Required action: Repeat the whole listing below precisely. Omit all pictures.

Information supplied:
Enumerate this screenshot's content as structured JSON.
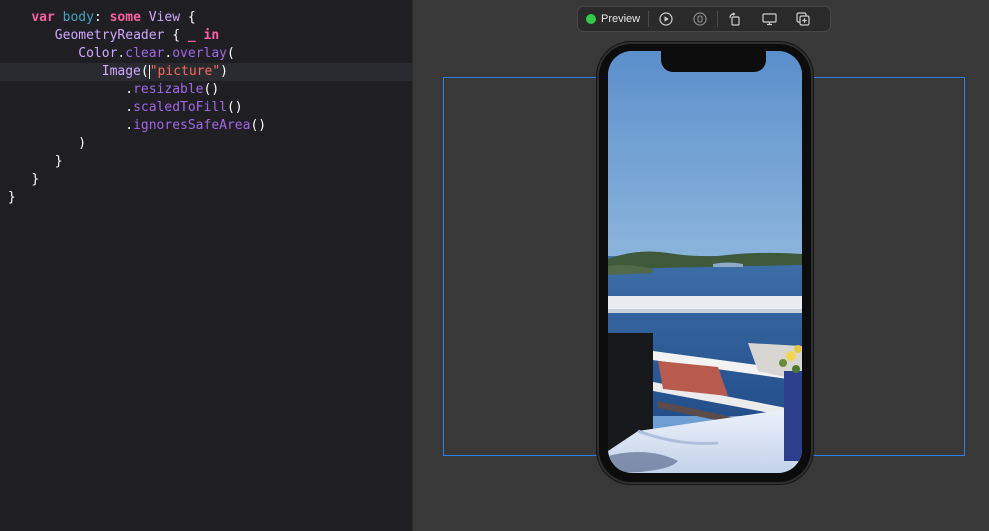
{
  "editor": {
    "lines": [
      {
        "tokens": [
          {
            "t": "    ",
            "c": "plain"
          },
          {
            "t": "var",
            "c": "kw"
          },
          {
            "t": " ",
            "c": "plain"
          },
          {
            "t": "body",
            "c": "prop"
          },
          {
            "t": ": ",
            "c": "plain"
          },
          {
            "t": "some",
            "c": "kw"
          },
          {
            "t": " ",
            "c": "plain"
          },
          {
            "t": "View",
            "c": "type"
          },
          {
            "t": " {",
            "c": "plain"
          }
        ]
      },
      {
        "tokens": [
          {
            "t": "       ",
            "c": "plain"
          },
          {
            "t": "GeometryReader",
            "c": "type"
          },
          {
            "t": " { ",
            "c": "plain"
          },
          {
            "t": "_",
            "c": "kw"
          },
          {
            "t": " ",
            "c": "plain"
          },
          {
            "t": "in",
            "c": "kw"
          }
        ]
      },
      {
        "tokens": [
          {
            "t": "          ",
            "c": "plain"
          },
          {
            "t": "Color",
            "c": "type"
          },
          {
            "t": ".",
            "c": "plain"
          },
          {
            "t": "clear",
            "c": "method"
          },
          {
            "t": ".",
            "c": "plain"
          },
          {
            "t": "overlay",
            "c": "method"
          },
          {
            "t": "(",
            "c": "plain"
          }
        ]
      },
      {
        "current": true,
        "tokens": [
          {
            "t": "             ",
            "c": "plain"
          },
          {
            "t": "Image",
            "c": "type"
          },
          {
            "t": "(",
            "c": "plain"
          },
          {
            "t": "|",
            "c": "cursor"
          },
          {
            "t": "\"picture\"",
            "c": "str"
          },
          {
            "t": ")",
            "c": "plain"
          }
        ]
      },
      {
        "tokens": [
          {
            "t": "                ",
            "c": "plain"
          },
          {
            "t": ".",
            "c": "plain"
          },
          {
            "t": "resizable",
            "c": "method"
          },
          {
            "t": "()",
            "c": "plain"
          }
        ]
      },
      {
        "tokens": [
          {
            "t": "                ",
            "c": "plain"
          },
          {
            "t": ".",
            "c": "plain"
          },
          {
            "t": "scaledToFill",
            "c": "method"
          },
          {
            "t": "()",
            "c": "plain"
          }
        ]
      },
      {
        "tokens": [
          {
            "t": "                ",
            "c": "plain"
          },
          {
            "t": ".",
            "c": "plain"
          },
          {
            "t": "ignoresSafeArea",
            "c": "method"
          },
          {
            "t": "()",
            "c": "plain"
          }
        ]
      },
      {
        "tokens": [
          {
            "t": "          ",
            "c": "plain"
          },
          {
            "t": ")",
            "c": "plain"
          }
        ]
      },
      {
        "tokens": [
          {
            "t": "       ",
            "c": "plain"
          },
          {
            "t": "}",
            "c": "plain"
          }
        ]
      },
      {
        "tokens": [
          {
            "t": "    ",
            "c": "plain"
          },
          {
            "t": "}",
            "c": "plain"
          }
        ]
      },
      {
        "tokens": [
          {
            "t": " ",
            "c": "plain"
          },
          {
            "t": "}",
            "c": "plain"
          }
        ]
      }
    ]
  },
  "toolbar": {
    "preview_label": "Preview",
    "live_status_color": "#33c748",
    "buttons": [
      "live-play-icon",
      "selectable-icon",
      "rotate-device-icon",
      "device-settings-icon",
      "duplicate-preview-icon"
    ]
  },
  "colors": {
    "selection": "#2c7fe6",
    "canvas": "#383838",
    "editor_bg": "#1f1f23"
  }
}
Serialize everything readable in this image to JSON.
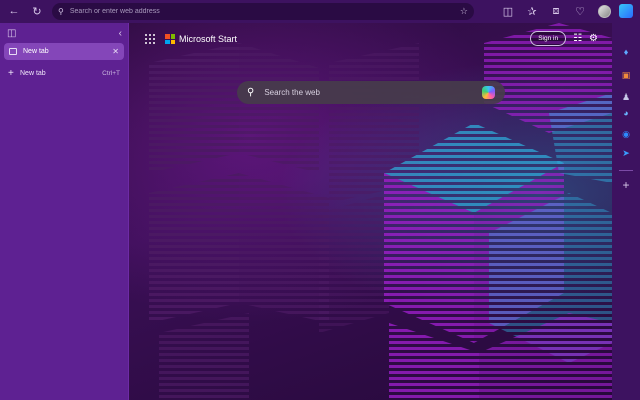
{
  "toolbar": {
    "address_placeholder": "Search or enter web address"
  },
  "tab_panel": {
    "active_tab_label": "New tab",
    "new_tab_label": "New tab",
    "new_tab_shortcut": "Ctrl+T"
  },
  "content": {
    "brand": "Microsoft Start",
    "sign_in_label": "Sign in",
    "search_placeholder": "Search the web"
  },
  "icons": {
    "toolbar_left": [
      "back-icon",
      "refresh-icon"
    ],
    "toolbar_right": [
      "favorite-star-icon",
      "split-screen-icon",
      "favorites-icon",
      "collections-icon",
      "browser-essentials-icon",
      "profile-avatar",
      "more-icon"
    ],
    "right_sidebar": [
      "copilot-icon",
      "tag-icon",
      "briefcase-icon",
      "games-icon",
      "discover-icon",
      "outlook-icon",
      "send-icon",
      "add-icon"
    ]
  },
  "colors": {
    "accent": "#8446b9",
    "panel": "#5e2192",
    "toolbar": "#3d1260"
  }
}
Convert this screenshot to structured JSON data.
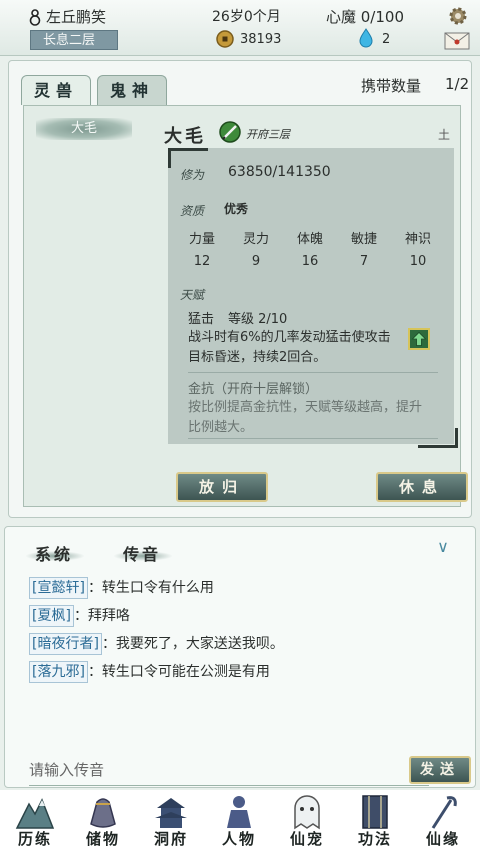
{
  "topbar": {
    "name": "左丘鹏笑",
    "age": "26岁0个月",
    "xinmo": "心魔 0/100",
    "realm": "长息二层",
    "coins": "38193",
    "crystals": "2"
  },
  "pet_panel": {
    "tabs": [
      "灵兽",
      "鬼神"
    ],
    "carry_label": "携带数量",
    "carry_value": "1/2",
    "pet_list": [
      "大毛"
    ],
    "pet": {
      "name": "大毛",
      "realm": "开府三层",
      "element": "土",
      "cultivation_label": "修为",
      "cultivation_value": "63850/141350",
      "aptitude_label": "资质",
      "aptitude_value": "优秀",
      "attributes": [
        {
          "name": "力量",
          "value": "12"
        },
        {
          "name": "灵力",
          "value": "9"
        },
        {
          "name": "体魄",
          "value": "16"
        },
        {
          "name": "敏捷",
          "value": "7"
        },
        {
          "name": "神识",
          "value": "10"
        }
      ],
      "talent_label": "天赋",
      "skill": {
        "name": "猛击",
        "level": "等级 2/10",
        "desc": "战斗时有6%的几率发动猛击使攻击目标昏迷，持续2回合。"
      },
      "locked_skill": {
        "name": "金抗（开府十层解锁）",
        "desc": "按比例提高金抗性，天赋等级越高，提升比例越大。"
      }
    },
    "buttons": {
      "release": "放归",
      "rest": "休息"
    }
  },
  "chat": {
    "tabs": [
      "系统",
      "传音"
    ],
    "messages": [
      {
        "name": "[宣懿轩]",
        "text": "：转生口令有什么用"
      },
      {
        "name": "[夏枫]",
        "text": "：拜拜咯"
      },
      {
        "name": "[暗夜行者]",
        "text": "：我要死了，大家送送我呗。"
      },
      {
        "name": "[落九邪]",
        "text": "：转生口令可能在公测是有用"
      }
    ],
    "input_placeholder": "请输入传音",
    "send_label": "发送"
  },
  "nav": [
    "历练",
    "储物",
    "洞府",
    "人物",
    "仙宠",
    "功法",
    "仙缘"
  ],
  "colors": {
    "accent_gold": "#d9c98a",
    "button_teal": "#3d5552",
    "link_blue": "#2c6c96"
  }
}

Response:
Enumerate this screenshot's content as structured JSON.
{
  "editor": {
    "lines": [
      {
        "tokens": [
          {
            "t": "    ",
            "c": "plain"
          },
          {
            "t": "var",
            "c": "kw"
          },
          {
            "t": " ",
            "c": "plain"
          },
          {
            "t": "body",
            "c": "prop"
          },
          {
            "t": ": ",
            "c": "plain"
          },
          {
            "t": "some",
            "c": "kw"
          },
          {
            "t": " ",
            "c": "plain"
          },
          {
            "t": "View",
            "c": "type"
          },
          {
            "t": " {",
            "c": "plain"
          }
        ]
      },
      {
        "tokens": [
          {
            "t": "       ",
            "c": "plain"
          },
          {
            "t": "GeometryReader",
            "c": "type"
          },
          {
            "t": " { ",
            "c": "plain"
          },
          {
            "t": "_",
            "c": "kw"
          },
          {
            "t": " ",
            "c": "plain"
          },
          {
            "t": "in",
            "c": "kw"
          }
        ]
      },
      {
        "tokens": [
          {
            "t": "          ",
            "c": "plain"
          },
          {
            "t": "Color",
            "c": "type"
          },
          {
            "t": ".",
            "c": "plain"
          },
          {
            "t": "clear",
            "c": "method"
          },
          {
            "t": ".",
            "c": "plain"
          },
          {
            "t": "overlay",
            "c": "method"
          },
          {
            "t": "(",
            "c": "plain"
          }
        ]
      },
      {
        "current": true,
        "tokens": [
          {
            "t": "             ",
            "c": "plain"
          },
          {
            "t": "Image",
            "c": "type"
          },
          {
            "t": "(",
            "c": "plain"
          },
          {
            "t": "|",
            "c": "cursor"
          },
          {
            "t": "\"picture\"",
            "c": "str"
          },
          {
            "t": ")",
            "c": "plain"
          }
        ]
      },
      {
        "tokens": [
          {
            "t": "                ",
            "c": "plain"
          },
          {
            "t": ".",
            "c": "plain"
          },
          {
            "t": "resizable",
            "c": "method"
          },
          {
            "t": "()",
            "c": "plain"
          }
        ]
      },
      {
        "tokens": [
          {
            "t": "                ",
            "c": "plain"
          },
          {
            "t": ".",
            "c": "plain"
          },
          {
            "t": "scaledToFill",
            "c": "method"
          },
          {
            "t": "()",
            "c": "plain"
          }
        ]
      },
      {
        "tokens": [
          {
            "t": "                ",
            "c": "plain"
          },
          {
            "t": ".",
            "c": "plain"
          },
          {
            "t": "ignoresSafeArea",
            "c": "method"
          },
          {
            "t": "()",
            "c": "plain"
          }
        ]
      },
      {
        "tokens": [
          {
            "t": "          ",
            "c": "plain"
          },
          {
            "t": ")",
            "c": "plain"
          }
        ]
      },
      {
        "tokens": [
          {
            "t": "       ",
            "c": "plain"
          },
          {
            "t": "}",
            "c": "plain"
          }
        ]
      },
      {
        "tokens": [
          {
            "t": "    ",
            "c": "plain"
          },
          {
            "t": "}",
            "c": "plain"
          }
        ]
      },
      {
        "tokens": [
          {
            "t": " ",
            "c": "plain"
          },
          {
            "t": "}",
            "c": "plain"
          }
        ]
      }
    ]
  },
  "toolbar": {
    "preview_label": "Preview",
    "live_status_color": "#33c748",
    "buttons": [
      "live-play-icon",
      "selectable-icon",
      "rotate-device-icon",
      "device-settings-icon",
      "duplicate-preview-icon"
    ]
  },
  "colors": {
    "selection": "#2c7fe6",
    "canvas": "#383838",
    "editor_bg": "#1f1f23"
  }
}
Serialize everything readable in this image to JSON.
{
  "toolbar": {
    "address_placeholder": "Search or enter web address"
  },
  "tab_panel": {
    "active_tab_label": "New tab",
    "new_tab_label": "New tab",
    "new_tab_shortcut": "Ctrl+T"
  },
  "content": {
    "brand": "Microsoft Start",
    "sign_in_label": "Sign in",
    "search_placeholder": "Search the web"
  },
  "icons": {
    "toolbar_left": [
      "back-icon",
      "refresh-icon"
    ],
    "toolbar_right": [
      "favorite-star-icon",
      "split-screen-icon",
      "favorites-icon",
      "collections-icon",
      "browser-essentials-icon",
      "profile-avatar",
      "more-icon"
    ],
    "right_sidebar": [
      "copilot-icon",
      "tag-icon",
      "briefcase-icon",
      "games-icon",
      "discover-icon",
      "outlook-icon",
      "send-icon",
      "add-icon"
    ]
  },
  "colors": {
    "accent": "#8446b9",
    "panel": "#5e2192",
    "toolbar": "#3d1260"
  }
}
Convert this screenshot to structured JSON data.
{
  "topbar": {
    "name": "左丘鹏笑",
    "age": "26岁0个月",
    "xinmo": "心魔 0/100",
    "realm": "长息二层",
    "coins": "38193",
    "crystals": "2"
  },
  "pet_panel": {
    "tabs": [
      "灵兽",
      "鬼神"
    ],
    "carry_label": "携带数量",
    "carry_value": "1/2",
    "pet_list": [
      "大毛"
    ],
    "pet": {
      "name": "大毛",
      "realm": "开府三层",
      "element": "土",
      "cultivation_label": "修为",
      "cultivation_value": "63850/141350",
      "aptitude_label": "资质",
      "aptitude_value": "优秀",
      "attributes": [
        {
          "name": "力量",
          "value": "12"
        },
        {
          "name": "灵力",
          "value": "9"
        },
        {
          "name": "体魄",
          "value": "16"
        },
        {
          "name": "敏捷",
          "value": "7"
        },
        {
          "name": "神识",
          "value": "10"
        }
      ],
      "talent_label": "天赋",
      "skill": {
        "name": "猛击",
        "level": "等级 2/10",
        "desc": "战斗时有6%的几率发动猛击使攻击目标昏迷，持续2回合。"
      },
      "locked_skill": {
        "name": "金抗（开府十层解锁）",
        "desc": "按比例提高金抗性，天赋等级越高，提升比例越大。"
      }
    },
    "buttons": {
      "release": "放归",
      "rest": "休息"
    }
  },
  "chat": {
    "tabs": [
      "系统",
      "传音"
    ],
    "messages": [
      {
        "name": "[宣懿轩]",
        "text": "：转生口令有什么用"
      },
      {
        "name": "[夏枫]",
        "text": "：拜拜咯"
      },
      {
        "name": "[暗夜行者]",
        "text": "：我要死了，大家送送我呗。"
      },
      {
        "name": "[落九邪]",
        "text": "：转生口令可能在公测是有用"
      }
    ],
    "input_placeholder": "请输入传音",
    "send_label": "发送"
  },
  "nav": [
    "历练",
    "储物",
    "洞府",
    "人物",
    "仙宠",
    "功法",
    "仙缘"
  ],
  "colors": {
    "accent_gold": "#d9c98a",
    "button_teal": "#3d5552",
    "link_blue": "#2c6c96"
  }
}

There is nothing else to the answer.